Stretching to prevent injury
Dr. Ketan Mody
Updated: September 17, 2012 6:03AM
Fall is approaching, but there are still plenty of good days left to play sports or exercise outdoors in nice weather.
Warming up is important for everyone doing physical exercise, whether you are a fine tuned athlete or new to exercising. It ensures that the muscles are ready to go and can reduce risk of injuries like muscle strains or tendon injuries. Failing to warm-up properly is a major cause of sports injuries.
A 15- to 20-minute warm-up will increase heart rate and circulation, loosen joints and possibly help neural pathways in the brain increasing your reaction times. It can also help raise your body temperature slightly and increase blood flow to your muscles, which allows them to be more flexible.
Here are a few stretching and warm-up tips that will help keep you healthy and prevent injuries while playing sports or exercising.
Squats help loosen your hips to move more effectively, keeping the pressure off your knees. Try these simple moves in your pre-run warm-up.
Stand in a large stance position — one foot in front of the other and your back heel raised.
Squat down by bending both knees evenly, keeping the chest lifted and front foot flat on the floor (if your front heel rises, you need to bend the back knee more).
Pause before returning slowly to the start. Repeat 10 times with each foot in front.
Raise your arms (alternating) while squatting to help give you lateral movement in your hips.
When playing tennis there is a lot of movement from side to side on the court and rotation with hitting the ball. Loosening the lateral hips is key for these two movements.
Try twisting split squats:

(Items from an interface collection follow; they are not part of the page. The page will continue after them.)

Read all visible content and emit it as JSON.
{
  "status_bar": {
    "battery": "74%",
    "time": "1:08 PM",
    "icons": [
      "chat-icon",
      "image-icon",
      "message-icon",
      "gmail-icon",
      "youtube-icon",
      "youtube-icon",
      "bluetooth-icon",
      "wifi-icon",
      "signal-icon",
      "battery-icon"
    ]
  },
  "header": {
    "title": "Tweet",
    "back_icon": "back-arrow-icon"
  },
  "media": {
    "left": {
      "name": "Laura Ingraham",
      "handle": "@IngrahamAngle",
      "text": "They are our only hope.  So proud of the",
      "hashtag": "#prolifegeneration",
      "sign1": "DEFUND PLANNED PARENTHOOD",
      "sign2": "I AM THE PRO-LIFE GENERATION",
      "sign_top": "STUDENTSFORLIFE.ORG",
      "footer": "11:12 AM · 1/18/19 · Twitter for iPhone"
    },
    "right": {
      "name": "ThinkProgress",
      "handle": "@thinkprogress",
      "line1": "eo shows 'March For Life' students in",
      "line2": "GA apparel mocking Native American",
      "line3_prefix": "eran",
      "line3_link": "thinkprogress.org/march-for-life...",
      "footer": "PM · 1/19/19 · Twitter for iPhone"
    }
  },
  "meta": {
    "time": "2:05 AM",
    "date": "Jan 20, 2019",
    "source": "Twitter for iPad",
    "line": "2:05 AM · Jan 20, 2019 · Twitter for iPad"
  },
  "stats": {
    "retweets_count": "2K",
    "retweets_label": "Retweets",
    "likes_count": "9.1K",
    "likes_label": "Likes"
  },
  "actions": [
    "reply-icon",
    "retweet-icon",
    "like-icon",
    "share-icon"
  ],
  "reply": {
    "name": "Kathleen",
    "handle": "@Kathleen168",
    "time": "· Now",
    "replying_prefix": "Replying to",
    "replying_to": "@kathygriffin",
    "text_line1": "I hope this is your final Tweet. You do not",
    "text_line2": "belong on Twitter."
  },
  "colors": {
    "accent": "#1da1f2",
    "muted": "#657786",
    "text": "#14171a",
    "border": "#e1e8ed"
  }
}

Stand with one foot behind and across the other with your back heel raised (similar to a curtsy).
Squat down bending both knees evenly, keeping your chest lifted and the front foot flat on the floor.
Pause for five seconds in this position and then come up. You can progressively rotate as you go down and up. Repeat 10 times rotating to each side.
Football puts a lot of pressure on your hamstrings and quadriceps with short bursts of energy as one accelerates and decelerates. Neck motion is also important in preventing neck injuries.
Start by standing in a split stance position with one foot in front of the other and your back heel raised.
Reach forward by tipping from the hips and bending the front knee a little, keeping your chest lifted and back leg straight (if you feel it in your lower back, you are bending from the back and not tipping from the hips).
Hold in that position for five seconds, then return. Do 10 repetitions for each leg.
Start by sitting on the ground with one leg in front of you and one leg flexed at the knee and the foot back near your glutes.
This should give you a minimal stretch and you can get a great stretch by slowly leaning backward at your waist. Progressively stretch more. Hold each stretch for five seconds and repeat 10 times on each side.
Start by touching your chin to your chest. Look all the way back up then to the left and the right using your hand to hold the neck in that position with a slight forced stretch for five seconds.
If there is any sharp pain in your neck, notify a medical provider immediately.
The warm-up suggestions above can be useful for many other sports and can help prevent injuries as you stay active.
Dr. Ketan Mody, is a sports medicine physician on staff at Advocate Good Samaritan Hospital and Elite Sports Medicine Institute in Hinsdale and Orland Park